→ **Exercise prompt**
Retype all of the data without changing a single word.

Record set below:

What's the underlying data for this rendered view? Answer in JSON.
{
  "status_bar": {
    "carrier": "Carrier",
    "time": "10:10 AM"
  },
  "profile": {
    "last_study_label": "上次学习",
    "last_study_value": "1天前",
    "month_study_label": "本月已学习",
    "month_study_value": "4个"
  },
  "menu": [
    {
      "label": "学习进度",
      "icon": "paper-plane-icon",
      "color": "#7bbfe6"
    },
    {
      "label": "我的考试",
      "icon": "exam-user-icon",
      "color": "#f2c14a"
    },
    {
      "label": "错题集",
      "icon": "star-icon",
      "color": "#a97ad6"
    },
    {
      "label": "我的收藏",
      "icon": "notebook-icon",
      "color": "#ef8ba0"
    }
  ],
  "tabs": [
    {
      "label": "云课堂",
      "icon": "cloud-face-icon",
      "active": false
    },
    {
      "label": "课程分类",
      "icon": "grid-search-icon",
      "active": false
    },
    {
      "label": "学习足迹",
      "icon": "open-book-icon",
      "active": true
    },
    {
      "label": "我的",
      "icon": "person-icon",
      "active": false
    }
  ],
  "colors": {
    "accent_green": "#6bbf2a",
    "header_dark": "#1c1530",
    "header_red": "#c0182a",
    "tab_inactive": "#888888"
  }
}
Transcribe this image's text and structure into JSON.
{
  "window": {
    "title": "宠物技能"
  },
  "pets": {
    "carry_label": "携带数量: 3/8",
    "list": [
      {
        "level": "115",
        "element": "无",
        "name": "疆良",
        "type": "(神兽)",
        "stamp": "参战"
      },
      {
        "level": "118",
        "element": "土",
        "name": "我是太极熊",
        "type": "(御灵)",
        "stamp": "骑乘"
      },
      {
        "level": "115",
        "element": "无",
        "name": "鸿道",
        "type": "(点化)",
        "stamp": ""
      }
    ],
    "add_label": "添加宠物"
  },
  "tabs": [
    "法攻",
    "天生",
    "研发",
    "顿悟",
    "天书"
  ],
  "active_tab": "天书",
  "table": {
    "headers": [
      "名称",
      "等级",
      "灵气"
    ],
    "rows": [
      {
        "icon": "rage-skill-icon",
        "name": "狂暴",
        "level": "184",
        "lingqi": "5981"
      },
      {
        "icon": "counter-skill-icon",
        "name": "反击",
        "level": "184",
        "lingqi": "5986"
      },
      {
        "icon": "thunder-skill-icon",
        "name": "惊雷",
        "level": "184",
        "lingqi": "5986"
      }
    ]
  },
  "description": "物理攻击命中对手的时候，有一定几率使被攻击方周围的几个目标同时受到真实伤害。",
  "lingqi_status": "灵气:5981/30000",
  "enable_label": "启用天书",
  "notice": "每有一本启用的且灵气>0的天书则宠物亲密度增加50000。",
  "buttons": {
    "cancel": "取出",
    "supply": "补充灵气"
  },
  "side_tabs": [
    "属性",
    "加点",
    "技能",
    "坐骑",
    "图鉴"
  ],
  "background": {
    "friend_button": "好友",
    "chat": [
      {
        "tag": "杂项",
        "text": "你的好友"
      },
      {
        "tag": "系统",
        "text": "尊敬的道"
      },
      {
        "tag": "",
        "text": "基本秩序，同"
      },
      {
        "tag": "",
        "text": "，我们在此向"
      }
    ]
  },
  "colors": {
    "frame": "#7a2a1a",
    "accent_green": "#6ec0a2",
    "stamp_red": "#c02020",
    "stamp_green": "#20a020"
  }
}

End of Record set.

→ **Output for this task**
What's the underlying data for this rendered view? Answer in JSON.
{
  "status_bar": {
    "carrier": "Carrier",
    "time": "10:10 AM"
  },
  "profile": {
    "last_study_label": "上次学习",
    "last_study_value": "1天前",
    "month_study_label": "本月已学习",
    "month_study_value": "4个"
  },
  "menu": [
    {
      "label": "学习进度",
      "icon": "paper-plane-icon",
      "color": "#7bbfe6"
    },
    {
      "label": "我的考试",
      "icon": "exam-user-icon",
      "color": "#f2c14a"
    },
    {
      "label": "错题集",
      "icon": "star-icon",
      "color": "#a97ad6"
    },
    {
      "label": "我的收藏",
      "icon": "notebook-icon",
      "color": "#ef8ba0"
    }
  ],
  "tabs": [
    {
      "label": "云课堂",
      "icon": "cloud-face-icon",
      "active": false
    },
    {
      "label": "课程分类",
      "icon": "grid-search-icon",
      "active": false
    },
    {
      "label": "学习足迹",
      "icon": "open-book-icon",
      "active": true
    },
    {
      "label": "我的",
      "icon": "person-icon",
      "active": false
    }
  ],
  "colors": {
    "accent_green": "#6bbf2a",
    "header_dark": "#1c1530",
    "header_red": "#c0182a",
    "tab_inactive": "#888888"
  }
}
Transcribe this image's text and structure into JSON.
{
  "window": {
    "title": "宠物技能"
  },
  "pets": {
    "carry_label": "携带数量: 3/8",
    "list": [
      {
        "level": "115",
        "element": "无",
        "name": "疆良",
        "type": "(神兽)",
        "stamp": "参战"
      },
      {
        "level": "118",
        "element": "土",
        "name": "我是太极熊",
        "type": "(御灵)",
        "stamp": "骑乘"
      },
      {
        "level": "115",
        "element": "无",
        "name": "鸿道",
        "type": "(点化)",
        "stamp": ""
      }
    ],
    "add_label": "添加宠物"
  },
  "tabs": [
    "法攻",
    "天生",
    "研发",
    "顿悟",
    "天书"
  ],
  "active_tab": "天书",
  "table": {
    "headers": [
      "名称",
      "等级",
      "灵气"
    ],
    "rows": [
      {
        "icon": "rage-skill-icon",
        "name": "狂暴",
        "level": "184",
        "lingqi": "5981"
      },
      {
        "icon": "counter-skill-icon",
        "name": "反击",
        "level": "184",
        "lingqi": "5986"
      },
      {
        "icon": "thunder-skill-icon",
        "name": "惊雷",
        "level": "184",
        "lingqi": "5986"
      }
    ]
  },
  "description": "物理攻击命中对手的时候，有一定几率使被攻击方周围的几个目标同时受到真实伤害。",
  "lingqi_status": "灵气:5981/30000",
  "enable_label": "启用天书",
  "notice": "每有一本启用的且灵气>0的天书则宠物亲密度增加50000。",
  "buttons": {
    "cancel": "取出",
    "supply": "补充灵气"
  },
  "side_tabs": [
    "属性",
    "加点",
    "技能",
    "坐骑",
    "图鉴"
  ],
  "background": {
    "friend_button": "好友",
    "chat": [
      {
        "tag": "杂项",
        "text": "你的好友"
      },
      {
        "tag": "系统",
        "text": "尊敬的道"
      },
      {
        "tag": "",
        "text": "基本秩序，同"
      },
      {
        "tag": "",
        "text": "，我们在此向"
      }
    ]
  },
  "colors": {
    "frame": "#7a2a1a",
    "accent_green": "#6ec0a2",
    "stamp_red": "#c02020",
    "stamp_green": "#20a020"
  }
}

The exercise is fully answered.